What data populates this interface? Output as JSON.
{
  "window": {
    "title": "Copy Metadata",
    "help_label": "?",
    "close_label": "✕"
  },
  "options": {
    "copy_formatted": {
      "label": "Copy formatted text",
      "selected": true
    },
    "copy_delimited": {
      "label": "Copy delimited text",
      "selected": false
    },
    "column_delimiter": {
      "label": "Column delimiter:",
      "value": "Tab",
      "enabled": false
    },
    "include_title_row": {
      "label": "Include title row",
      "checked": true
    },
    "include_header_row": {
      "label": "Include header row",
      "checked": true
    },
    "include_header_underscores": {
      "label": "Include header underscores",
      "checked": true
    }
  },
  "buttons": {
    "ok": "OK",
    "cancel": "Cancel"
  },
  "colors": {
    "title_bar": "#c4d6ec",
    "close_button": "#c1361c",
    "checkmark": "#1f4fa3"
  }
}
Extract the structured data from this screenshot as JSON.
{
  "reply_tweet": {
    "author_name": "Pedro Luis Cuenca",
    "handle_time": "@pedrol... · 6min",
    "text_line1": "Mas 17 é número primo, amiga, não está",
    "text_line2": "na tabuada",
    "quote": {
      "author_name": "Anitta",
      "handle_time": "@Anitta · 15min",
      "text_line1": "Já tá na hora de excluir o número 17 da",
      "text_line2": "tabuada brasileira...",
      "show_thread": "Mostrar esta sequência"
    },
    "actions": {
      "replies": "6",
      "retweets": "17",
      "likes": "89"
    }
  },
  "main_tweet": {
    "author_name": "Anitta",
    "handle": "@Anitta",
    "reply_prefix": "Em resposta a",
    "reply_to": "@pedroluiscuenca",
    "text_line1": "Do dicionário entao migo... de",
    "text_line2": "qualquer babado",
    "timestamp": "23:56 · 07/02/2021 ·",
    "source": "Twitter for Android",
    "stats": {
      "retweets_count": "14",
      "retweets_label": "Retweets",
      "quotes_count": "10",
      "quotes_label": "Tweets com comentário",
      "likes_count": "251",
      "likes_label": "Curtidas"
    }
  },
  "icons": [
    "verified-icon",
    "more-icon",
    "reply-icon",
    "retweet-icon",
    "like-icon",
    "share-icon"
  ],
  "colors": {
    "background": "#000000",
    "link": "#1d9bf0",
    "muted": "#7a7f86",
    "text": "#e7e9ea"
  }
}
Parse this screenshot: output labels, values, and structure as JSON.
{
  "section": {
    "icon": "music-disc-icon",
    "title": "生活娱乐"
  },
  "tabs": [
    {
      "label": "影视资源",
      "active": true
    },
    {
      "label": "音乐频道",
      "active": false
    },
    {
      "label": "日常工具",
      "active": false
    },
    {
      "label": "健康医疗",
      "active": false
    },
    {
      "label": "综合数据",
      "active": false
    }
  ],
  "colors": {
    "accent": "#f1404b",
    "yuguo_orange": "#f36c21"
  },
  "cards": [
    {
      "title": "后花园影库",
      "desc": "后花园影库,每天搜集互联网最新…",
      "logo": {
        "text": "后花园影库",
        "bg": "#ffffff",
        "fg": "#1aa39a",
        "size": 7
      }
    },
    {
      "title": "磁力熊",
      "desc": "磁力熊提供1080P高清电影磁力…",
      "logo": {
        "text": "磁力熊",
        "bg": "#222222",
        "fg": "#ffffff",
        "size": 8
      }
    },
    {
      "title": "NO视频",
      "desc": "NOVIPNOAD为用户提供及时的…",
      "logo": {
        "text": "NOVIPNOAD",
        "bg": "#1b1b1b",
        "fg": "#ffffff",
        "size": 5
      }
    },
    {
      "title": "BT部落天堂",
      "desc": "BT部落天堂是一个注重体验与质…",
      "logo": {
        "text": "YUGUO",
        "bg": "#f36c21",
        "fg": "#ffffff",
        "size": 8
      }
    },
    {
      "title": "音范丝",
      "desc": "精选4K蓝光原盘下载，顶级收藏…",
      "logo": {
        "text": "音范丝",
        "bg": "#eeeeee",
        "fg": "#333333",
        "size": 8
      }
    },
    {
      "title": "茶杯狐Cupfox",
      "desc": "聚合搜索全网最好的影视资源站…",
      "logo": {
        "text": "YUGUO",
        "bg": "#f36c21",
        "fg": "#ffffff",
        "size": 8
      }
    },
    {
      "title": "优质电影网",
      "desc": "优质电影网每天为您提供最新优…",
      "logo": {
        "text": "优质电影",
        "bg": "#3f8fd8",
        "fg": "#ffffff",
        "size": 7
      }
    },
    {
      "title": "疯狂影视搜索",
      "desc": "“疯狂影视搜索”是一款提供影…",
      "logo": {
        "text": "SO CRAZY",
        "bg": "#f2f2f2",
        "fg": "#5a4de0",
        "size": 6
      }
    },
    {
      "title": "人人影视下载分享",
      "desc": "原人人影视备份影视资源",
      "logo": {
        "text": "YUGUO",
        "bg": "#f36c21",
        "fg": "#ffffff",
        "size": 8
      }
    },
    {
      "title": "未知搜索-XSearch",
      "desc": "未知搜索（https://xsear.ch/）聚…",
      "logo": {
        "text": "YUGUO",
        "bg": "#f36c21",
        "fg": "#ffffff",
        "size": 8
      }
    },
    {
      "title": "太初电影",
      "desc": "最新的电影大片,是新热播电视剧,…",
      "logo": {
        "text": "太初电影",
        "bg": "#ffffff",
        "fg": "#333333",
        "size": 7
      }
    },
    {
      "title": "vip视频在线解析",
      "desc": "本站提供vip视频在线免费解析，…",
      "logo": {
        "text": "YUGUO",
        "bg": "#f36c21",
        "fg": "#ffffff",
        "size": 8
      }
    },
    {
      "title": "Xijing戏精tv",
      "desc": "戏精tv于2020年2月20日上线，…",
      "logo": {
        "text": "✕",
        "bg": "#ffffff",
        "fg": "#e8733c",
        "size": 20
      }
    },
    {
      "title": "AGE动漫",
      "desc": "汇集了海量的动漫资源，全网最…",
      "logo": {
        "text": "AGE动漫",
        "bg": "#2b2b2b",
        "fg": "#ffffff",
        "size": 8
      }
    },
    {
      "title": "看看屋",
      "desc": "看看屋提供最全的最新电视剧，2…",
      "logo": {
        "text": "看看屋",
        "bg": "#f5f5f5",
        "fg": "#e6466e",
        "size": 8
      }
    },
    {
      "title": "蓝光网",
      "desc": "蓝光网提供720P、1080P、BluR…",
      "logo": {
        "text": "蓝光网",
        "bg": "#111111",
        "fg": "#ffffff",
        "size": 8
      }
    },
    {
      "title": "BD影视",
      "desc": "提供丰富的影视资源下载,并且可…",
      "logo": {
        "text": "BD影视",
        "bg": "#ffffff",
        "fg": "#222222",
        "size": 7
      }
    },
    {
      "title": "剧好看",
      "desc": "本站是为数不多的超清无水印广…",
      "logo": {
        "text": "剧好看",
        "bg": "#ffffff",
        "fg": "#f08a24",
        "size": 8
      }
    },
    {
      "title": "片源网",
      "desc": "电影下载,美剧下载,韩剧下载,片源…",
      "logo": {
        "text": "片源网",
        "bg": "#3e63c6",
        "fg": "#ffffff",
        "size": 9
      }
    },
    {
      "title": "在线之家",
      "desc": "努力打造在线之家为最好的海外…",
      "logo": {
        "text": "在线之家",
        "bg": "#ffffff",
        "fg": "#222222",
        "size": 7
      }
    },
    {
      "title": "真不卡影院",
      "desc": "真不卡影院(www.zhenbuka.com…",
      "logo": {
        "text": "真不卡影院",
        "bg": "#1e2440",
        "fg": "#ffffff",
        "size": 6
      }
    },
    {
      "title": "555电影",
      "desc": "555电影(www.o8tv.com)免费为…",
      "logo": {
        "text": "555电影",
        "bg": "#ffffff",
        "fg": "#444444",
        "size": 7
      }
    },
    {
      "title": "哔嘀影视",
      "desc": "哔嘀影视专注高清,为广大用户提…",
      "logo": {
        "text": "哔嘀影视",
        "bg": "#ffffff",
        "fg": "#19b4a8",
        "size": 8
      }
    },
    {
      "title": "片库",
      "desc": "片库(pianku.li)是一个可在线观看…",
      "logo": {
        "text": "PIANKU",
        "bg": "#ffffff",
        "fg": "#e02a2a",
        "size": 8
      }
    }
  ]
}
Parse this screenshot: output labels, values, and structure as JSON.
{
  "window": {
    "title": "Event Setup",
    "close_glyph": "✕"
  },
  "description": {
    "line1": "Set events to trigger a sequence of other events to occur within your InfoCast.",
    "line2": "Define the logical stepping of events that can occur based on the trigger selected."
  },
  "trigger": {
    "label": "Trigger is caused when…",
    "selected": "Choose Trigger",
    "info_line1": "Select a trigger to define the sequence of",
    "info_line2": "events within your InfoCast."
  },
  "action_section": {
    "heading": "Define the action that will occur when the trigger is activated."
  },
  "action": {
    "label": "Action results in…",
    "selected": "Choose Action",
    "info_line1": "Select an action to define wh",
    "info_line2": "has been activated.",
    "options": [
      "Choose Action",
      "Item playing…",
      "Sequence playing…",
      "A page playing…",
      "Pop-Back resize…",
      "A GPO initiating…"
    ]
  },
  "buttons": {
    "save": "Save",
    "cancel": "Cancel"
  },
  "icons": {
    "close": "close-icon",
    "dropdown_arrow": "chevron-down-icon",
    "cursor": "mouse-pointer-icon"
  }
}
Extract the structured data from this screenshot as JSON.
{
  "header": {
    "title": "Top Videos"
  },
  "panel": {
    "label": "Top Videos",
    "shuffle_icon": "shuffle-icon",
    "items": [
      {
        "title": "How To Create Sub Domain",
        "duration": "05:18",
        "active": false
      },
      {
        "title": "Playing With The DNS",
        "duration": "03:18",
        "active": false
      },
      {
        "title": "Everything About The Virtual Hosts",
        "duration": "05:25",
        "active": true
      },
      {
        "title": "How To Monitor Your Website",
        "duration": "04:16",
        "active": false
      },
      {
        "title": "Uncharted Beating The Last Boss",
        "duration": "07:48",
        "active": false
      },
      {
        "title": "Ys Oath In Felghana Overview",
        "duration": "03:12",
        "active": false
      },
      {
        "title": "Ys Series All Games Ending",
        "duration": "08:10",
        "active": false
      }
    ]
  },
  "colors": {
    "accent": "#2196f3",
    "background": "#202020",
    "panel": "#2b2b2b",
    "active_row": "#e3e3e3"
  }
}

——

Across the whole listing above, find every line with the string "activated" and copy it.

    "heading": "Define the action that will occur when the trigger is activated."
    "info_line2": "has been activated.",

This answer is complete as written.